Distinction in travel journalism
Is independent travel journalism important to you?
Click here to keep it independent

8 Feb, 2012

Why Universities Should “Beware the Seductive Attractions of Money Power”

Ramesh Thakur

Reporting on the management changes at Research in Motion, Tim Weber, business editor, BBC, wrote that the co-chief executive officers’ departure was ‘long overdue.’ The once-dominant company had ‘thrown it all away… in an orgy of poor executive decisions, lacklustre innovation, unkept promises in delivering new product and — the greatest sin of all — a total lack of understanding that its part of the tech industry was undergoing a fundamental shift.’

The governance deficits were foreshadowed in the threeway relationship between the Centre for International Governance Innovation, the Balsillie School of International Affairs, and Wilfrid Laurier and Waterloo universities. Yet no business reporter connected the dots or followed the money trail, despite the substantial amounts of public funds involved. As a result, there remains a story to be told. And the lessons have relevance for India, as it opens up its education sector to international influences.

Business practices and culture can be radically different from those in the public sector and universities. They reflect different historical roots and legacies, different modes of doing core business and different norms of accountability. Civility-challenged business executives can treat employees as ‘hired underlings;’ university management respects even junior faculty as colleagues. The corporate culture can stifle contrarian opinions and weed out nonconformists; universities encourage and thrive on critical questioning. Executives can hire, promote and fire almost at whim or, rarely, in exchange for sexual favours; public servants are better protected by complex layers of rules and appeal procedures.

Ideas matter and universities are the marketplace of ideas. Think tanks are the conduit for processing ideas into policy recommendations. A society in intellectual ferment, with the clash of ideas given free play, is fertile ground for progress and advancement. A society that is bereft of and represses new ideas is doomed to stagnation.

 Research institutions are dedicated to the spirit of free and critical inquiry, tolerance of diversity and a commitment to resolution of difference of opinion through dialogue and debate. They provide the terrain on which intellectually arid and stagnant societies encounter new worlds of ideas. The process of transformation of large and complex societies creates social ferment, disorder, dislocation, volatility and sometimes even conflict. Universities and think tanks, whose core business is knowledge management and its processing into policy advice, often find themselves embattled because they are at the forefront of this struggle for social transformation.

Many universities across the world are becoming more agile and market-responsive due to changes in the higher education sector.

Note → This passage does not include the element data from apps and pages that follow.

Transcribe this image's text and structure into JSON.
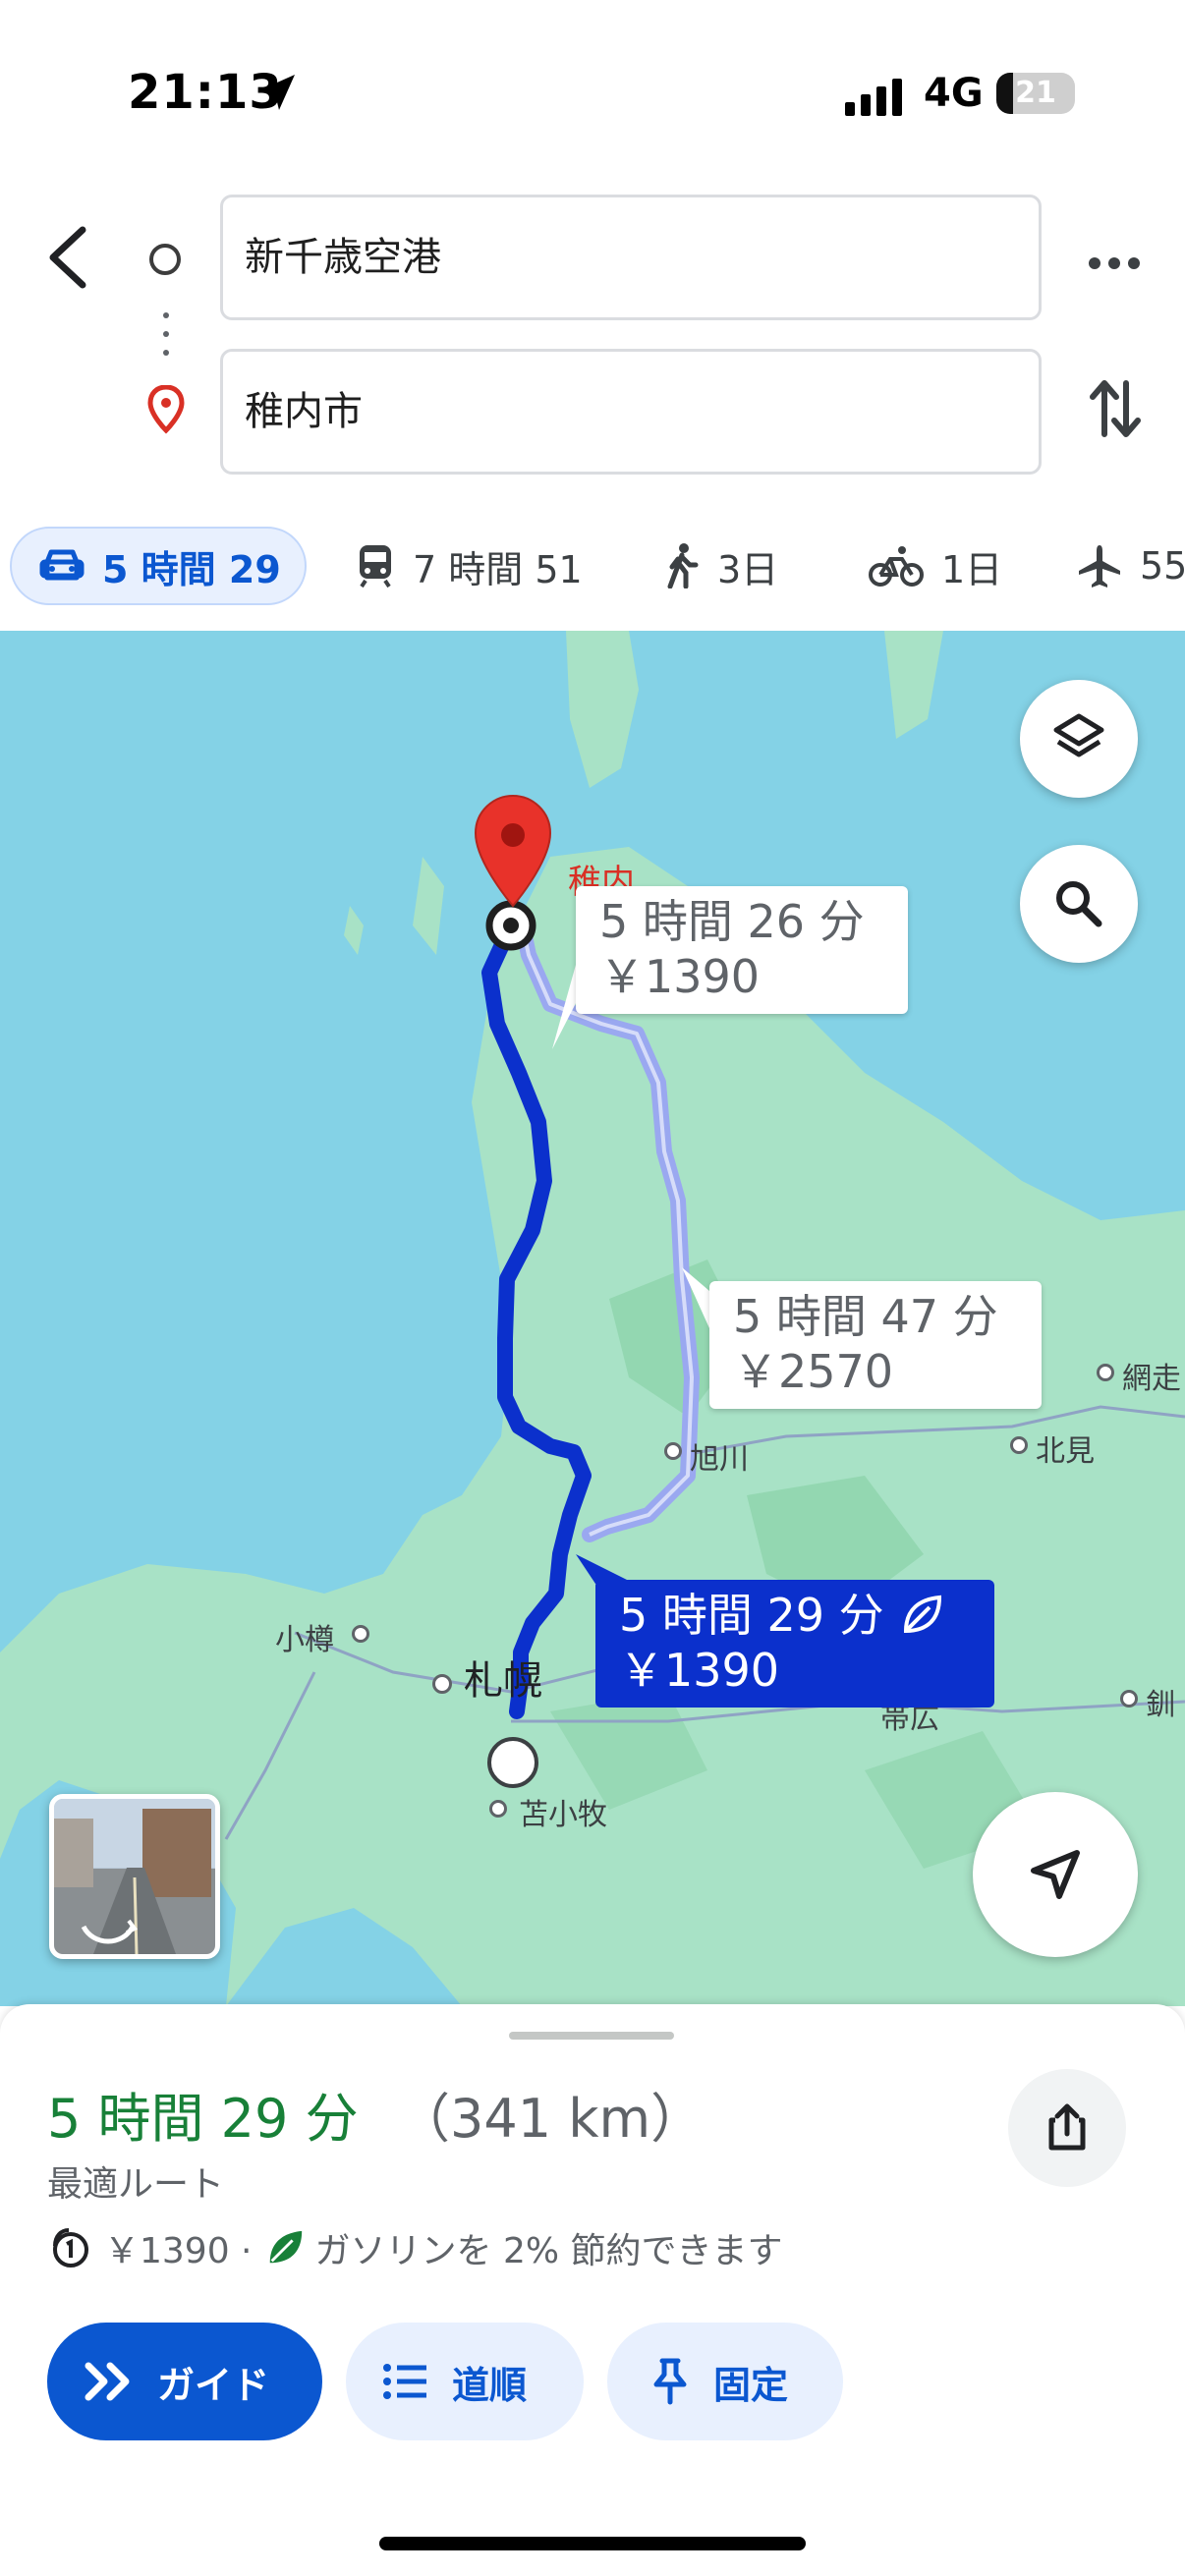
{
  "status_bar": {
    "time": "21:13",
    "network": "4G",
    "battery": "21"
  },
  "header": {
    "origin": "新千歳空港",
    "destination": "稚内市"
  },
  "mode_tabs": [
    {
      "label": "5 時間 29",
      "icon": "car-icon",
      "selected": true
    },
    {
      "label": "7 時間 51",
      "icon": "train-icon"
    },
    {
      "label": "3日",
      "icon": "walk-icon"
    },
    {
      "label": "1日",
      "icon": "bike-icon"
    },
    {
      "label": "55",
      "icon": "flight-icon"
    }
  ],
  "map": {
    "destination_label": "稚内",
    "callouts": [
      {
        "time": "5 時間 26 分",
        "price": "￥1390"
      },
      {
        "time": "5 時間 47 分",
        "price": "￥2570"
      },
      {
        "time": "5 時間 29 分",
        "price": "￥1390",
        "selected": true
      }
    ],
    "places": {
      "asahikawa": "旭川",
      "kitami": "北見",
      "abashiri": "網走",
      "otaru": "小樽",
      "sapporo": "札幌",
      "tomakomai": "苫小牧",
      "obihiro": "帯広",
      "kushiro": "釧"
    },
    "colors": {
      "water": "#84d2e6",
      "land": "#a8e2c6",
      "route": "#0b30cc",
      "alt_route": "#9aa8f0"
    }
  },
  "sheet": {
    "time": "5 時間 29 分",
    "distance": "（341 km）",
    "subtitle": "最適ルート",
    "toll": "￥1390 ·",
    "eco": "ガソリンを 2% 節約できます",
    "buttons": {
      "guide": "ガイド",
      "steps": "道順",
      "pin": "固定"
    }
  }
}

This has forced too many to accept donations without due diligence and, sometimes, even bend to donor directives. The intense embarrassment felt by the London School of Economics because of its links to the Gaddafi regime is a salutary caution against the seductive attractions of money power trumping long-held and cherished academic values and practices that prioritize intellectual freedom and institutional autonomy. The LSE’s deeply damaged institutional integrity will take time to repair. The experience shows exactly why we need firm governance structures and arrangements that set up robust firewalls between academic matters and institutional autonomy against outside influence.

Who would have thought that a world famous British university would demonstrate a softer commitment to core academic values? If such a prestigious university can fall short of expected standards, so can reputable Canadian universities.

But that is only part of the problem. As the mode of corporate leadership came to be widely admired and emulated in the worlds of the public sector and universities, the vices of casino capitalism cross-infected sectors that previously were pillars of public service ethos.

The reification of the corporate sector with its all-encompassing motto of ‘greed is good’ produced the biggest global financial and economic crisis since the Great Depression of the 1930s. The corporate environment increasingly became an ethics-free zone. The tragedy is that, as the dominant management ideology has forced the corporate management culture more and more into public sector and university administrations, the risk has grown of an accompanying infestation of ethically-challenged public sector chief executives. And also university presidents, especially when fund raising becomes a chief criterion for selecting them.

A self-respecting university should have a bottom line beyond just the bottom line. It is time to bring back civic virtue into the marketplace and spread civility in the boardroom. To restore public trust in financial institutions and the corporate sector, perhaps the best and the brightest from the public sector should be poached and perched in positions of corporate power to instruct them on what a moral compass means in practice.

Public-private partnerships should see private money flow into public institutions where benefactors donate to educational institutions, retain an interest in what is done with their money, but have no control over its use. If managerial and operational control is under the tight control of a donor and corporate buddies, instead of private money being put to serve the public good, in effect the taxpayer ends up subsidizing the whims and indulgences of a megarich donor. And if universities should succumb to donor pressure on academic matters, they will vindicate the contempt of wealthy ‘benefactors’ for academics and their values.

Ramesh Thakur is director, Centre for Nuclear Non-proliferation and Disarmament ANU Asia-Pacific College of Diplomacy, Canberra. Till-early last year he was director, Balsillie School of International Affairs, Waterloo, a school established by Research in Motion co-founder Jim Balsillie.